EXERCISE PROMPT
Make an exact copy of the listing below. Pictures stay out of it.

EXTRACTED ENTRIES
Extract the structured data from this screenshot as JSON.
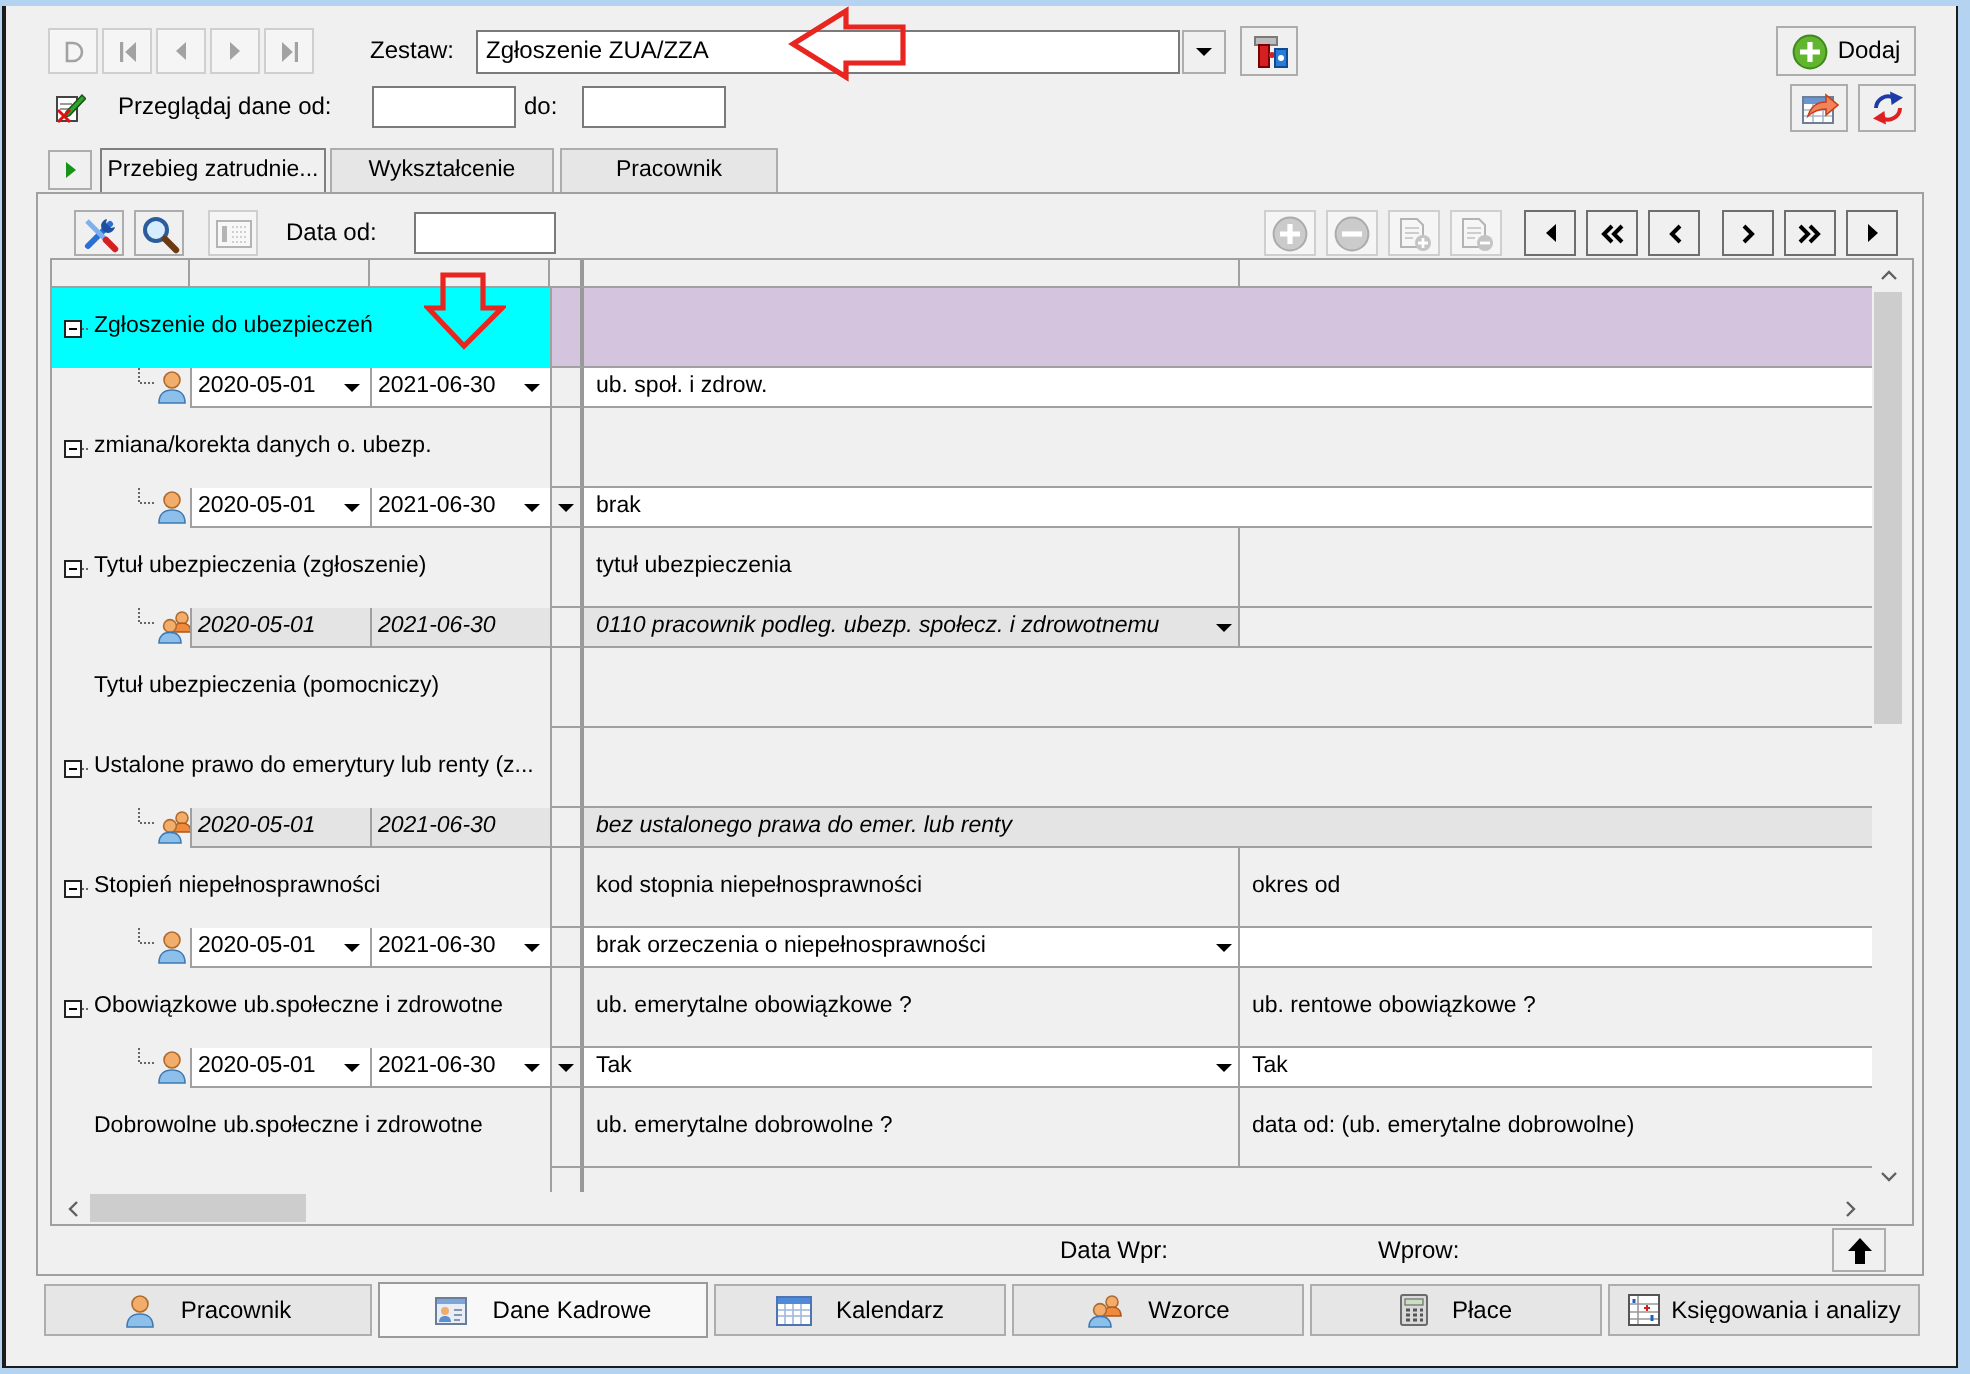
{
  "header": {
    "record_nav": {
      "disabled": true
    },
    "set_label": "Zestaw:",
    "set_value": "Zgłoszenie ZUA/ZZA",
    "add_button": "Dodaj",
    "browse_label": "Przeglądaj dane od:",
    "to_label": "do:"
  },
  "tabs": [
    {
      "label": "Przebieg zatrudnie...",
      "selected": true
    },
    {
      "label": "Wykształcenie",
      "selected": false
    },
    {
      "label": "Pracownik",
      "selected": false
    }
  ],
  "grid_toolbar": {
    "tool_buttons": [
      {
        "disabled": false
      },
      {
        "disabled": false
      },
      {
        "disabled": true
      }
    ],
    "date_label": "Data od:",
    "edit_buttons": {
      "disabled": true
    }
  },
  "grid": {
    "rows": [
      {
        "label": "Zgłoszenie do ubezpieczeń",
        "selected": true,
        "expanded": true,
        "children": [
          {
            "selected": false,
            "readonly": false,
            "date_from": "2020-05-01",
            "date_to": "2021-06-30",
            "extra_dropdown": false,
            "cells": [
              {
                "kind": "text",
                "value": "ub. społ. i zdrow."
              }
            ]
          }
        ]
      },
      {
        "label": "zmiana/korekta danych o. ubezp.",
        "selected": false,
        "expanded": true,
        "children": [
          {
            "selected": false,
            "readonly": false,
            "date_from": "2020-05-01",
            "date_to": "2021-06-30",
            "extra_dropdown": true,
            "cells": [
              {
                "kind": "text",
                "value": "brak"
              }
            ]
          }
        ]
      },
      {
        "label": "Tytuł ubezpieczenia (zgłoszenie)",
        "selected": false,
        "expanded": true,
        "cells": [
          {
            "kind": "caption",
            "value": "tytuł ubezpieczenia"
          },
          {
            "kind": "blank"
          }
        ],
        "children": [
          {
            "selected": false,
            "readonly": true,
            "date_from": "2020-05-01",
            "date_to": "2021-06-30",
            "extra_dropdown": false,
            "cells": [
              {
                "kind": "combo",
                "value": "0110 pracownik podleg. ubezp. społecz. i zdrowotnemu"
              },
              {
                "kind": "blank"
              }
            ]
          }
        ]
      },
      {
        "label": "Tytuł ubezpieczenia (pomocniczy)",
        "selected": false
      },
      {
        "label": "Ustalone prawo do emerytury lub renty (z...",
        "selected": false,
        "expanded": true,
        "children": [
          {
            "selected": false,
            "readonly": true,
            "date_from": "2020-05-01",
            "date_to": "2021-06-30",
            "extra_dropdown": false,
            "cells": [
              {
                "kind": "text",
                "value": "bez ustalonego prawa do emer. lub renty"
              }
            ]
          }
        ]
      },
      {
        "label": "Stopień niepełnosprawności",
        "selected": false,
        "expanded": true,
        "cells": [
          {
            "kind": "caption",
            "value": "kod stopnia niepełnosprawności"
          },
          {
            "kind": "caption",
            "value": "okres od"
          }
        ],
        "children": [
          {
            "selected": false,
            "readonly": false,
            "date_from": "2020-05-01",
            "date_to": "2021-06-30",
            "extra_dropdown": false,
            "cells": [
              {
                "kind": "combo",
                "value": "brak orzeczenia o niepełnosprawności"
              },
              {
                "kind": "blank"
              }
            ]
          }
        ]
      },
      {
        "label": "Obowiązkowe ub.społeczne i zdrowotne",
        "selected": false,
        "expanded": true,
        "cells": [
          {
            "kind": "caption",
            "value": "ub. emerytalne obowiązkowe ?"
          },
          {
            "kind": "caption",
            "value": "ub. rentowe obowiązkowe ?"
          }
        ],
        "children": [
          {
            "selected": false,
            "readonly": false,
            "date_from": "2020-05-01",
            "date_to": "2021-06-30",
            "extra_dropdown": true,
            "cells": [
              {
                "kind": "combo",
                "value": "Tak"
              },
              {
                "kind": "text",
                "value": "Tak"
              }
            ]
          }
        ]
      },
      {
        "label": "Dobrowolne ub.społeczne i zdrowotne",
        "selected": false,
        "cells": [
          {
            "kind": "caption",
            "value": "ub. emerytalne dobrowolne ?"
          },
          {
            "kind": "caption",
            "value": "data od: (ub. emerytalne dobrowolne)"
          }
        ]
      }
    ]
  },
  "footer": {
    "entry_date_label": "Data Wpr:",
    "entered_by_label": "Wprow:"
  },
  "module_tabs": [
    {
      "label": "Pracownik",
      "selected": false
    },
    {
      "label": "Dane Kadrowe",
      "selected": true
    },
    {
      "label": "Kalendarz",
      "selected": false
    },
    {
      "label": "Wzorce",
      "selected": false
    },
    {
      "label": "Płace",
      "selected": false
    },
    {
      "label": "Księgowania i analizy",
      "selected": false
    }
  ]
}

ANSWER TO THE EXERCISE
Extract the structured data from this screenshot as JSON.
{
  "header": {
    "record_nav": {
      "disabled": true
    },
    "set_label": "Zestaw:",
    "set_value": "Zgłoszenie ZUA/ZZA",
    "add_button": "Dodaj",
    "browse_label": "Przeglądaj dane od:",
    "to_label": "do:"
  },
  "tabs": [
    {
      "label": "Przebieg zatrudnie...",
      "selected": true
    },
    {
      "label": "Wykształcenie",
      "selected": false
    },
    {
      "label": "Pracownik",
      "selected": false
    }
  ],
  "grid_toolbar": {
    "tool_buttons": [
      {
        "disabled": false
      },
      {
        "disabled": false
      },
      {
        "disabled": true
      }
    ],
    "date_label": "Data od:",
    "edit_buttons": {
      "disabled": true
    }
  },
  "grid": {
    "rows": [
      {
        "label": "Zgłoszenie do ubezpieczeń",
        "selected": true,
        "expanded": true,
        "children": [
          {
            "selected": false,
            "readonly": false,
            "date_from": "2020-05-01",
            "date_to": "2021-06-30",
            "extra_dropdown": false,
            "cells": [
              {
                "kind": "text",
                "value": "ub. społ. i zdrow."
              }
            ]
          }
        ]
      },
      {
        "label": "zmiana/korekta danych o. ubezp.",
        "selected": false,
        "expanded": true,
        "children": [
          {
            "selected": false,
            "readonly": false,
            "date_from": "2020-05-01",
            "date_to": "2021-06-30",
            "extra_dropdown": true,
            "cells": [
              {
                "kind": "text",
                "value": "brak"
              }
            ]
          }
        ]
      },
      {
        "label": "Tytuł ubezpieczenia (zgłoszenie)",
        "selected": false,
        "expanded": true,
        "cells": [
          {
            "kind": "caption",
            "value": "tytuł ubezpieczenia"
          },
          {
            "kind": "blank"
          }
        ],
        "children": [
          {
            "selected": false,
            "readonly": true,
            "date_from": "2020-05-01",
            "date_to": "2021-06-30",
            "extra_dropdown": false,
            "cells": [
              {
                "kind": "combo",
                "value": "0110 pracownik podleg. ubezp. społecz. i zdrowotnemu"
              },
              {
                "kind": "blank"
              }
            ]
          }
        ]
      },
      {
        "label": "Tytuł ubezpieczenia (pomocniczy)",
        "selected": false
      },
      {
        "label": "Ustalone prawo do emerytury lub renty (z...",
        "selected": false,
        "expanded": true,
        "children": [
          {
            "selected": false,
            "readonly": true,
            "date_from": "2020-05-01",
            "date_to": "2021-06-30",
            "extra_dropdown": false,
            "cells": [
              {
                "kind": "text",
                "value": "bez ustalonego prawa do emer. lub renty"
              }
            ]
          }
        ]
      },
      {
        "label": "Stopień niepełnosprawności",
        "selected": false,
        "expanded": true,
        "cells": [
          {
            "kind": "caption",
            "value": "kod stopnia niepełnosprawności"
          },
          {
            "kind": "caption",
            "value": "okres od"
          }
        ],
        "children": [
          {
            "selected": false,
            "readonly": false,
            "date_from": "2020-05-01",
            "date_to": "2021-06-30",
            "extra_dropdown": false,
            "cells": [
              {
                "kind": "combo",
                "value": "brak orzeczenia o niepełnosprawności"
              },
              {
                "kind": "blank"
              }
            ]
          }
        ]
      },
      {
        "label": "Obowiązkowe ub.społeczne i zdrowotne",
        "selected": false,
        "expanded": true,
        "cells": [
          {
            "kind": "caption",
            "value": "ub. emerytalne obowiązkowe ?"
          },
          {
            "kind": "caption",
            "value": "ub. rentowe obowiązkowe ?"
          }
        ],
        "children": [
          {
            "selected": false,
            "readonly": false,
            "date_from": "2020-05-01",
            "date_to": "2021-06-30",
            "extra_dropdown": true,
            "cells": [
              {
                "kind": "combo",
                "value": "Tak"
              },
              {
                "kind": "text",
                "value": "Tak"
              }
            ]
          }
        ]
      },
      {
        "label": "Dobrowolne ub.społeczne i zdrowotne",
        "selected": false,
        "cells": [
          {
            "kind": "caption",
            "value": "ub. emerytalne dobrowolne ?"
          },
          {
            "kind": "caption",
            "value": "data od: (ub. emerytalne dobrowolne)"
          }
        ]
      }
    ]
  },
  "footer": {
    "entry_date_label": "Data Wpr:",
    "entered_by_label": "Wprow:"
  },
  "module_tabs": [
    {
      "label": "Pracownik",
      "selected": false
    },
    {
      "label": "Dane Kadrowe",
      "selected": true
    },
    {
      "label": "Kalendarz",
      "selected": false
    },
    {
      "label": "Wzorce",
      "selected": false
    },
    {
      "label": "Płace",
      "selected": false
    },
    {
      "label": "Księgowania i analizy",
      "selected": false
    }
  ]
}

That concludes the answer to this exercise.